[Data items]
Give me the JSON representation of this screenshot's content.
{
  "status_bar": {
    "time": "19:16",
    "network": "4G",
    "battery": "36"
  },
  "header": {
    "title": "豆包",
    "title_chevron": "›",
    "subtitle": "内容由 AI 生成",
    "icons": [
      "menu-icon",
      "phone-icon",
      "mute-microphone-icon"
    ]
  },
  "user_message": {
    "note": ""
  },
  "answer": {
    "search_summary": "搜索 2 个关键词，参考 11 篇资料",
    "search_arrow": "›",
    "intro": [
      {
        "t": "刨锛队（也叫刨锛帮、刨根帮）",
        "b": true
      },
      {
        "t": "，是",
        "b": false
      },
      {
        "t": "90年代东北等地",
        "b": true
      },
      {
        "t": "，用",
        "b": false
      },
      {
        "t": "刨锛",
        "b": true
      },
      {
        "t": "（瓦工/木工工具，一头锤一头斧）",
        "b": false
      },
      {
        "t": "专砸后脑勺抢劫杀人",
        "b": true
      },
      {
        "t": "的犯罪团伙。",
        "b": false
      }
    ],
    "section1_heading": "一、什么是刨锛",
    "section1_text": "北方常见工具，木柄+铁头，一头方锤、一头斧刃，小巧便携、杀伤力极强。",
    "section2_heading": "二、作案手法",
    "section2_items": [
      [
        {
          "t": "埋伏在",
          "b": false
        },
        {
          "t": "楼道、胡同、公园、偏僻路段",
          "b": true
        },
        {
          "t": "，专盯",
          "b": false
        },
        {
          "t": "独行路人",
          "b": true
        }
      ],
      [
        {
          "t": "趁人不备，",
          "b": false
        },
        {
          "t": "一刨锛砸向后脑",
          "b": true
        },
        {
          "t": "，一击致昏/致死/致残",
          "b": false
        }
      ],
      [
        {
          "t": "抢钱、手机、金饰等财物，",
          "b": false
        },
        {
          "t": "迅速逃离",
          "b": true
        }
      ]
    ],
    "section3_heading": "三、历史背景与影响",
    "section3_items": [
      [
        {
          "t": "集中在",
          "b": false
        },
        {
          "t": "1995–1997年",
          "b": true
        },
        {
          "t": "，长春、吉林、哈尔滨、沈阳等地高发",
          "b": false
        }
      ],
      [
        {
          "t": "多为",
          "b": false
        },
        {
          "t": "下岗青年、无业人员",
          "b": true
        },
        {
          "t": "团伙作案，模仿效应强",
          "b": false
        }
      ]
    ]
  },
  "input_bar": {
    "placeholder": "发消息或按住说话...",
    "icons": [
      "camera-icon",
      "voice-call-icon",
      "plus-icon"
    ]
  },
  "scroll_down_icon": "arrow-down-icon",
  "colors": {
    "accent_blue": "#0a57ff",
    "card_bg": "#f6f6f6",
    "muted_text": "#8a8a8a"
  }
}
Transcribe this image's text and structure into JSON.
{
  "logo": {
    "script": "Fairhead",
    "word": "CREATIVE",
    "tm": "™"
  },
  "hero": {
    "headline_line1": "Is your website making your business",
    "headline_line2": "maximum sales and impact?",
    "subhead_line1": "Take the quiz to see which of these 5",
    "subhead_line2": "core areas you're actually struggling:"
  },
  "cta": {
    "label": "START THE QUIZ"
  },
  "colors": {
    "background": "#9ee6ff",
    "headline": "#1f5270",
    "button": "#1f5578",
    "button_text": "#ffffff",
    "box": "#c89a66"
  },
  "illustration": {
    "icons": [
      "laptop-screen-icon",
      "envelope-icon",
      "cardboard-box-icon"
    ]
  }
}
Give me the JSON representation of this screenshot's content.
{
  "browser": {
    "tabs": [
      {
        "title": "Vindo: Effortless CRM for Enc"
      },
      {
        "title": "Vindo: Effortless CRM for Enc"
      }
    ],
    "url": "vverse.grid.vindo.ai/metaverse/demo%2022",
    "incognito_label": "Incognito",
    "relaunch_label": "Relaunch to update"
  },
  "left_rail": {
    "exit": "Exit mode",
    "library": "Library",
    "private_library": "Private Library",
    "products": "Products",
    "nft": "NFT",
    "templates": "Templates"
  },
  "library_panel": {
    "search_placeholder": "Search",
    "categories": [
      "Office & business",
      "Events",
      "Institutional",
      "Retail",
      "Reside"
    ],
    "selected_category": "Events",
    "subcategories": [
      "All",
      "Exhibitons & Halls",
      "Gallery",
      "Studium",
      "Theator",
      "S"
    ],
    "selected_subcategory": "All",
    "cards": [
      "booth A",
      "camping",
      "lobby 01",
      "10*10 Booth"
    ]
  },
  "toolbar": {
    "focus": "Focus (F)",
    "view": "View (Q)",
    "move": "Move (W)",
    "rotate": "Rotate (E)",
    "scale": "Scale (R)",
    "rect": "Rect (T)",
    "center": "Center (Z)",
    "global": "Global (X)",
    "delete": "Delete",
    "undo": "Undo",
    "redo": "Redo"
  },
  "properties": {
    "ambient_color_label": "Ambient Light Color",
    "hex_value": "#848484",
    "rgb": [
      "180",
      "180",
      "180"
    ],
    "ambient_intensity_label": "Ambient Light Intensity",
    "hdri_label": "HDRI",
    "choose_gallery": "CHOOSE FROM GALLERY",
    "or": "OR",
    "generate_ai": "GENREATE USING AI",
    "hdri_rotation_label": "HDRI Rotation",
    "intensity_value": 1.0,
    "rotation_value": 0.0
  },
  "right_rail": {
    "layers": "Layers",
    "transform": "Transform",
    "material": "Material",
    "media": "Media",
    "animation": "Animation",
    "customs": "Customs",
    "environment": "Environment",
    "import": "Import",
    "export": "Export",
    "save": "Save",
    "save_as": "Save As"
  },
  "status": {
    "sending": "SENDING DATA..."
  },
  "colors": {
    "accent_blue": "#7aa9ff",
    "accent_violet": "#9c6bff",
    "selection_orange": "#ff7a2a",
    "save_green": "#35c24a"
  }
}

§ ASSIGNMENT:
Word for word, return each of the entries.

§ SOLUTION TO THE PROBLEM:
Give me the JSON representation of this screenshot's content.
{
  "status_bar": {
    "time": "19:16",
    "network": "4G",
    "battery": "36"
  },
  "header": {
    "title": "豆包",
    "title_chevron": "›",
    "subtitle": "内容由 AI 生成",
    "icons": [
      "menu-icon",
      "phone-icon",
      "mute-microphone-icon"
    ]
  },
  "user_message": {
    "note": ""
  },
  "answer": {
    "search_summary": "搜索 2 个关键词，参考 11 篇资料",
    "search_arrow": "›",
    "intro": [
      {
        "t": "刨锛队（也叫刨锛帮、刨根帮）",
        "b": true
      },
      {
        "t": "，是",
        "b": false
      },
      {
        "t": "90年代东北等地",
        "b": true
      },
      {
        "t": "，用",
        "b": false
      },
      {
        "t": "刨锛",
        "b": true
      },
      {
        "t": "（瓦工/木工工具，一头锤一头斧）",
        "b": false
      },
      {
        "t": "专砸后脑勺抢劫杀人",
        "b": true
      },
      {
        "t": "的犯罪团伙。",
        "b": false
      }
    ],
    "section1_heading": "一、什么是刨锛",
    "section1_text": "北方常见工具，木柄+铁头，一头方锤、一头斧刃，小巧便携、杀伤力极强。",
    "section2_heading": "二、作案手法",
    "section2_items": [
      [
        {
          "t": "埋伏在",
          "b": false
        },
        {
          "t": "楼道、胡同、公园、偏僻路段",
          "b": true
        },
        {
          "t": "，专盯",
          "b": false
        },
        {
          "t": "独行路人",
          "b": true
        }
      ],
      [
        {
          "t": "趁人不备，",
          "b": false
        },
        {
          "t": "一刨锛砸向后脑",
          "b": true
        },
        {
          "t": "，一击致昏/致死/致残",
          "b": false
        }
      ],
      [
        {
          "t": "抢钱、手机、金饰等财物，",
          "b": false
        },
        {
          "t": "迅速逃离",
          "b": true
        }
      ]
    ],
    "section3_heading": "三、历史背景与影响",
    "section3_items": [
      [
        {
          "t": "集中在",
          "b": false
        },
        {
          "t": "1995–1997年",
          "b": true
        },
        {
          "t": "，长春、吉林、哈尔滨、沈阳等地高发",
          "b": false
        }
      ],
      [
        {
          "t": "多为",
          "b": false
        },
        {
          "t": "下岗青年、无业人员",
          "b": true
        },
        {
          "t": "团伙作案，模仿效应强",
          "b": false
        }
      ]
    ]
  },
  "input_bar": {
    "placeholder": "发消息或按住说话...",
    "icons": [
      "camera-icon",
      "voice-call-icon",
      "plus-icon"
    ]
  },
  "scroll_down_icon": "arrow-down-icon",
  "colors": {
    "accent_blue": "#0a57ff",
    "card_bg": "#f6f6f6",
    "muted_text": "#8a8a8a"
  }
}
Transcribe this image's text and structure into JSON.
{
  "logo": {
    "script": "Fairhead",
    "word": "CREATIVE",
    "tm": "™"
  },
  "hero": {
    "headline_line1": "Is your website making your business",
    "headline_line2": "maximum sales and impact?",
    "subhead_line1": "Take the quiz to see which of these 5",
    "subhead_line2": "core areas you're actually struggling:"
  },
  "cta": {
    "label": "START THE QUIZ"
  },
  "colors": {
    "background": "#9ee6ff",
    "headline": "#1f5270",
    "button": "#1f5578",
    "button_text": "#ffffff",
    "box": "#c89a66"
  },
  "illustration": {
    "icons": [
      "laptop-screen-icon",
      "envelope-icon",
      "cardboard-box-icon"
    ]
  }
}
Give me the JSON representation of this screenshot's content.
{
  "browser": {
    "tabs": [
      {
        "title": "Vindo: Effortless CRM for Enc"
      },
      {
        "title": "Vindo: Effortless CRM for Enc"
      }
    ],
    "url": "vverse.grid.vindo.ai/metaverse/demo%2022",
    "incognito_label": "Incognito",
    "relaunch_label": "Relaunch to update"
  },
  "left_rail": {
    "exit": "Exit mode",
    "library": "Library",
    "private_library": "Private Library",
    "products": "Products",
    "nft": "NFT",
    "templates": "Templates"
  },
  "library_panel": {
    "search_placeholder": "Search",
    "categories": [
      "Office & business",
      "Events",
      "Institutional",
      "Retail",
      "Reside"
    ],
    "selected_category": "Events",
    "subcategories": [
      "All",
      "Exhibitons & Halls",
      "Gallery",
      "Studium",
      "Theator",
      "S"
    ],
    "selected_subcategory": "All",
    "cards": [
      "booth A",
      "camping",
      "lobby 01",
      "10*10 Booth"
    ]
  },
  "toolbar": {
    "focus": "Focus (F)",
    "view": "View (Q)",
    "move": "Move (W)",
    "rotate": "Rotate (E)",
    "scale": "Scale (R)",
    "rect": "Rect (T)",
    "center": "Center (Z)",
    "global": "Global (X)",
    "delete": "Delete",
    "undo": "Undo",
    "redo": "Redo"
  },
  "properties": {
    "ambient_color_label": "Ambient Light Color",
    "hex_value": "#848484",
    "rgb": [
      "180",
      "180",
      "180"
    ],
    "ambient_intensity_label": "Ambient Light Intensity",
    "hdri_label": "HDRI",
    "choose_gallery": "CHOOSE FROM GALLERY",
    "or": "OR",
    "generate_ai": "GENREATE USING AI",
    "hdri_rotation_label": "HDRI Rotation",
    "intensity_value": 1.0,
    "rotation_value": 0.0
  },
  "right_rail": {
    "layers": "Layers",
    "transform": "Transform",
    "material": "Material",
    "media": "Media",
    "animation": "Animation",
    "customs": "Customs",
    "environment": "Environment",
    "import": "Import",
    "export": "Export",
    "save": "Save",
    "save_as": "Save As"
  },
  "status": {
    "sending": "SENDING DATA..."
  },
  "colors": {
    "accent_blue": "#7aa9ff",
    "accent_violet": "#9c6bff",
    "selection_orange": "#ff7a2a",
    "save_green": "#35c24a"
  }
}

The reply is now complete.